• _Element data from apps and pages_
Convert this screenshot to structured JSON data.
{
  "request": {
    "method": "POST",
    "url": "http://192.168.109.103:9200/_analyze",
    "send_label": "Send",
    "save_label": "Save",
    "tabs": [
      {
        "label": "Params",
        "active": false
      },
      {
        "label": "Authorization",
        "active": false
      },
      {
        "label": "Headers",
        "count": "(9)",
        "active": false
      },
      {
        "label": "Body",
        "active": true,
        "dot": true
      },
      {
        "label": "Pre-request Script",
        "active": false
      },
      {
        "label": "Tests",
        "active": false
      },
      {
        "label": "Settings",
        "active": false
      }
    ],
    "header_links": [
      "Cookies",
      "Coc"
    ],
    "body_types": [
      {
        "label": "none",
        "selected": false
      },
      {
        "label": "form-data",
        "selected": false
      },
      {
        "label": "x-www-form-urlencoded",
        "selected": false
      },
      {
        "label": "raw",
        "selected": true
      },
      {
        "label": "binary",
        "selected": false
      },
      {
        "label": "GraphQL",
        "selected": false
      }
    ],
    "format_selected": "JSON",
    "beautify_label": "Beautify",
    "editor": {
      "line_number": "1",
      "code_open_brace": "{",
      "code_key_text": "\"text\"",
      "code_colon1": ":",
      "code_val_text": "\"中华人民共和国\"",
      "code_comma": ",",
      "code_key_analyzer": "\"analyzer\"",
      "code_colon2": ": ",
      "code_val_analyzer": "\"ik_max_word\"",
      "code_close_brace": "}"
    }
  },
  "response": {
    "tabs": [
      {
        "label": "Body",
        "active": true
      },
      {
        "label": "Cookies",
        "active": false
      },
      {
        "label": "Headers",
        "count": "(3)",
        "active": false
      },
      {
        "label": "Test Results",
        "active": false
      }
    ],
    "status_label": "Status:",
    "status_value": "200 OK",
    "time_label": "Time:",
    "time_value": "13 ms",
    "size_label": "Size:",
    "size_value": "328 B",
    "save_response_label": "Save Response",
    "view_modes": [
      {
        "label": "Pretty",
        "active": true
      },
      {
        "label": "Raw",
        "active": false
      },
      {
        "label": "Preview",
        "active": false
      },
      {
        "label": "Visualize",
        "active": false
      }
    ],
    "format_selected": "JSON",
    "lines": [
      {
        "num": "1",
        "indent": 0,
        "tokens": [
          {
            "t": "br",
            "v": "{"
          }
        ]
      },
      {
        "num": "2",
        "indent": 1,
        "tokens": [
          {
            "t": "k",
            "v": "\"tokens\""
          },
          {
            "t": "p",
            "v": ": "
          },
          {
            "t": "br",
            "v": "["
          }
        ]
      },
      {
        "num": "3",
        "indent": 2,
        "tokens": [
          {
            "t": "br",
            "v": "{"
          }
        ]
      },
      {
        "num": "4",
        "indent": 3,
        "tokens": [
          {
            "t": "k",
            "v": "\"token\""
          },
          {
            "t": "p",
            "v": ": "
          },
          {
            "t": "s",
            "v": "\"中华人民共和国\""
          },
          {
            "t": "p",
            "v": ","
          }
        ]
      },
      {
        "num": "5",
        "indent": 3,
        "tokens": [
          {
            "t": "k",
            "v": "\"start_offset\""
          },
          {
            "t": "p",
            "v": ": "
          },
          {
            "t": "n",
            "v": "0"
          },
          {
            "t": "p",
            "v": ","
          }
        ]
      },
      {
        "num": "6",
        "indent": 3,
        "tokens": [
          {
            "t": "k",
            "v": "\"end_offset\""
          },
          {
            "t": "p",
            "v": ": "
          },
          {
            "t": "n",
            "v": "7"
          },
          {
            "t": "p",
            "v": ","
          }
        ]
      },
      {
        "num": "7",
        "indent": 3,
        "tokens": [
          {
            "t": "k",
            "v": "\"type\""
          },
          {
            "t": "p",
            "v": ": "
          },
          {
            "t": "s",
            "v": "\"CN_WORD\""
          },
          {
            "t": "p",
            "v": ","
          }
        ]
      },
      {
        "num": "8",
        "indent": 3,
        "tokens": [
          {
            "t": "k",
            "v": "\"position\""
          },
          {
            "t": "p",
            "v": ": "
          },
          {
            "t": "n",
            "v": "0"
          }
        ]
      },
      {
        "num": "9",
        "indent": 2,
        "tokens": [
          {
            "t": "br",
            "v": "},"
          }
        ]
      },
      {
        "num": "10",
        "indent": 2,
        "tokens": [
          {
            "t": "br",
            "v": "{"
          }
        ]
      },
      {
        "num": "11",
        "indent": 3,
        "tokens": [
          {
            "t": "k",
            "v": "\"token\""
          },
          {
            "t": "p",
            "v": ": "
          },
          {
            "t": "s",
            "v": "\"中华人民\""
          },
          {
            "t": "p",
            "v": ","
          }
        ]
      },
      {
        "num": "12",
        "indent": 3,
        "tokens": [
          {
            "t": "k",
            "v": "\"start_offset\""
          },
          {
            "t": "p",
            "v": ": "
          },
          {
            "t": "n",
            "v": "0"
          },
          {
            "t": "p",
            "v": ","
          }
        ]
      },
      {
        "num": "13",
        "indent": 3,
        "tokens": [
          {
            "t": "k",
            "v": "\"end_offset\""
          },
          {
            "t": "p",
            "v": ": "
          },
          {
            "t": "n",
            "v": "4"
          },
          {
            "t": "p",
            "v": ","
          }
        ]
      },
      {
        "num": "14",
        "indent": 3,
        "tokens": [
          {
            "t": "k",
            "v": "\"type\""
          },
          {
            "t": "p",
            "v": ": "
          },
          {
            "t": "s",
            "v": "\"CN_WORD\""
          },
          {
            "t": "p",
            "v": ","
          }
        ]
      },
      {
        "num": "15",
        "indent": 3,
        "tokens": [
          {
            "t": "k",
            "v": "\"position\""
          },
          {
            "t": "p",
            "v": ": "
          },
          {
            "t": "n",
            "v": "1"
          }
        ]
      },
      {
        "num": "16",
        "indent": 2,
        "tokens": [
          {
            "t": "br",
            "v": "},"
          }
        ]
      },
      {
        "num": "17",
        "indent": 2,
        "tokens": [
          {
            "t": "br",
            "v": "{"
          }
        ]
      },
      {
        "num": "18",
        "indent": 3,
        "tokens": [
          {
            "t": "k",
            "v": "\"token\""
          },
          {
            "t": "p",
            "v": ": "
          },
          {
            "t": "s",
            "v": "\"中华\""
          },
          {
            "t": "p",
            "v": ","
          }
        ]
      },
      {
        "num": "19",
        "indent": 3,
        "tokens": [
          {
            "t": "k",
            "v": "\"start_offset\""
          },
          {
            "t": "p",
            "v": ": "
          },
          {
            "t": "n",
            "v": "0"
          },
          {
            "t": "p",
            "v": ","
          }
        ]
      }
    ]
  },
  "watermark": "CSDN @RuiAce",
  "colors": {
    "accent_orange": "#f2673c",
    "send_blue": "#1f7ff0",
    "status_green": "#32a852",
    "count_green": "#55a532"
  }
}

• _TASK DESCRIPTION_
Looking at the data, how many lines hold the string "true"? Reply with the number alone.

• _TASK RESPONSE_
5